Gosyodoki is a pattern of traditional Japanese clothes. The features of Gosyodoki are that things often appeared in dynastic style literature including "Tale of Genji" or Noh such as an ox-drawn coach, a fan, a fence are laid out in seasonal flowers that are delicately described in detail. It is also referred to as `goshodoki monyo' (goshodoki pattern).
The origin of a word (etymology)
Since the pattern mentioned above reminds us of Heian period literature, it can be determined to be named after Meiji period. Because of its name, it is often mistaken as Kimono that court noble ladies wore (as described in History), in fact it is not. However, in some books or magazines that describe traditional Japanese clothing, clothes worn by a court noble lady was described as `Goshodoki,' while clothes worn by a lady from Samurai society (original `Goshodoki') was described as `Edodoki-pattern'; thus, the definition of Goshodoki is still confusing.
(As for the difference between Kimono for a court noble lady and Kimono for a lady from Samurai society, refer to the section of `Social position shown in sleeve length.'
When a wardrobe system for ladies for Samurai society was established in the latter half of the Edo period, Gosyodoki was especially favored by goten jochu (palace maids) that held a high rank.
As previously prescribed, the education about Heian literature or Noh was required to select a pattern of Kimono; Gosyodoki was especially favored as `A thing to represent dignity of a lady from Samurai society.'
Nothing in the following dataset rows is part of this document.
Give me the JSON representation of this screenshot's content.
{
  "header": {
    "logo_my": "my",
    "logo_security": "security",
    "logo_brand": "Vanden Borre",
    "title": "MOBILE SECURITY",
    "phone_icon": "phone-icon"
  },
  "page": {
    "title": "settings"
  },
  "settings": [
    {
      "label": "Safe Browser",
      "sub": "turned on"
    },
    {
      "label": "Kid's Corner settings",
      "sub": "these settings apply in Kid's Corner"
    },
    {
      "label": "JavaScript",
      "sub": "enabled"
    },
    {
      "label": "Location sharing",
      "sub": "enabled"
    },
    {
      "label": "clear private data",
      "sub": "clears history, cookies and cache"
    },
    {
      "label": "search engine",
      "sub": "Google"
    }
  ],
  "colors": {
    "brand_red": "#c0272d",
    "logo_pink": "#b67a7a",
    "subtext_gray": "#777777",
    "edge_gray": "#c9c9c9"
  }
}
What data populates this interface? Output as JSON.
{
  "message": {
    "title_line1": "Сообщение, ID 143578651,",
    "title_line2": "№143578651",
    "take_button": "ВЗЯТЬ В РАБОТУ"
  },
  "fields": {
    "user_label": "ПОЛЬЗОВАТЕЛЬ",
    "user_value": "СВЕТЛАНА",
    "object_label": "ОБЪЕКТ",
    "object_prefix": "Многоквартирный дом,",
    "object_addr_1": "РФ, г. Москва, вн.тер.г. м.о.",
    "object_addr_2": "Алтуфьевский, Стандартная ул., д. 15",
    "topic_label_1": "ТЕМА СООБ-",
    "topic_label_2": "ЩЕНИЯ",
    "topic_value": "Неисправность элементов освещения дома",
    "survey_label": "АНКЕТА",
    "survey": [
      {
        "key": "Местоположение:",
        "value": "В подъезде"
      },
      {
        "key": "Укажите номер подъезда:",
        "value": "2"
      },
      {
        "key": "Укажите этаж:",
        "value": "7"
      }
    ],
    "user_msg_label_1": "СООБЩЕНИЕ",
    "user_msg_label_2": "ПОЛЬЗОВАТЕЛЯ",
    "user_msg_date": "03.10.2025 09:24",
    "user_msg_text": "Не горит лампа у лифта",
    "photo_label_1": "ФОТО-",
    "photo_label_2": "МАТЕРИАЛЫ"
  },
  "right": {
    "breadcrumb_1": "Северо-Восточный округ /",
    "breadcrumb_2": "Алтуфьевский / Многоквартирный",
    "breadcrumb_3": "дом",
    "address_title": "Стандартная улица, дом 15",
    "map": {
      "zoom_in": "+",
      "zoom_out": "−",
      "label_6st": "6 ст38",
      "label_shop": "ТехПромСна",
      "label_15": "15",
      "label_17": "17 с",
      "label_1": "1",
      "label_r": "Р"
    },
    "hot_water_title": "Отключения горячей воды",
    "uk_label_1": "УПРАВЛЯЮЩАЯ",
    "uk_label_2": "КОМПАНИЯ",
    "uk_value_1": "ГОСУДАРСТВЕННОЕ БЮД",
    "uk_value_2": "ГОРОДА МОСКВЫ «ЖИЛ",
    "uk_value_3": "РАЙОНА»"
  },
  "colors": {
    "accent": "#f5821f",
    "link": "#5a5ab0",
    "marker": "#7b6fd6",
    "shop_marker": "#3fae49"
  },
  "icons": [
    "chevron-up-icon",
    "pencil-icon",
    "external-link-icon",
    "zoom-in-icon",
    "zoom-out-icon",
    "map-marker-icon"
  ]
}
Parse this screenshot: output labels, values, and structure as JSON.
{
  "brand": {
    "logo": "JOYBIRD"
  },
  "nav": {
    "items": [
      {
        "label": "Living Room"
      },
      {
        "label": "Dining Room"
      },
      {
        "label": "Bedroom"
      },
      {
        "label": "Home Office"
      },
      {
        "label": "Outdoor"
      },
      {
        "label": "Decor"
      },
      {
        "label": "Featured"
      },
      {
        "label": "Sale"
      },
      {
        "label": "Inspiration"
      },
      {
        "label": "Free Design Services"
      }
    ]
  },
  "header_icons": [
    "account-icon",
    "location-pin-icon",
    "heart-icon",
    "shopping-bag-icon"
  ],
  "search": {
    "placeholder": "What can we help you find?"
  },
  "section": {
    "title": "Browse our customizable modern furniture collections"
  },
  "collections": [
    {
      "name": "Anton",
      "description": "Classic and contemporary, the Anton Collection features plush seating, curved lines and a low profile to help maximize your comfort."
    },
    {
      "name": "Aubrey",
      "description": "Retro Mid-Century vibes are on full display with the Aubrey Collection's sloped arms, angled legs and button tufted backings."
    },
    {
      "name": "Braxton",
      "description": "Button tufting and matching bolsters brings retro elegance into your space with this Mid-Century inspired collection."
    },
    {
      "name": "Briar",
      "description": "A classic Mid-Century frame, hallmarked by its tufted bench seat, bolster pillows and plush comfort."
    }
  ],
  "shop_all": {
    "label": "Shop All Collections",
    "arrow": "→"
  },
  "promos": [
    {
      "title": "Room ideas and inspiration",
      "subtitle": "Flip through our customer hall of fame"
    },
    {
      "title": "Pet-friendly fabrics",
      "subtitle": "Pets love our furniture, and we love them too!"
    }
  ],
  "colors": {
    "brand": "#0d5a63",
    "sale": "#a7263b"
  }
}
At that time, the main patterns were embroidered, and additional patterns were dyed by means of Yuzen (a dying technique), therefore, it wasn't available for common women who were not allowed to wear elaborate embroidered Kimono. Kimono favored by ladies from Samurai society at that time was said to be `Oyashiki fu' (Buke style).
The patterns of those Kimono were controlled under strict rules, ladies from Samurai society fully utilized their education and added some flavors of their own to the Kimono such as slightly changing the position of patterns, etc. This is because guessing which story was described as a theme in the patterns of the Kimono tested one's education. It became completely formalized after the end of Edo period.
After the feudal system, characteristic of the shogunate, collapsed through the Meiji Restoration, the impoverished bushi class sold their Kimono at pawn shops, and they became available around town. The term of `Gosyodoki', caused a lot of misunderstandings by common people who had come into contact with such Kimono during that time.
Nowadays, it is often used for furisode (a long sleeved type of kimono), tomesode, formal dress patterned only below the waistline worn by a married woman, and semi-formal kimono for women, due to its formality,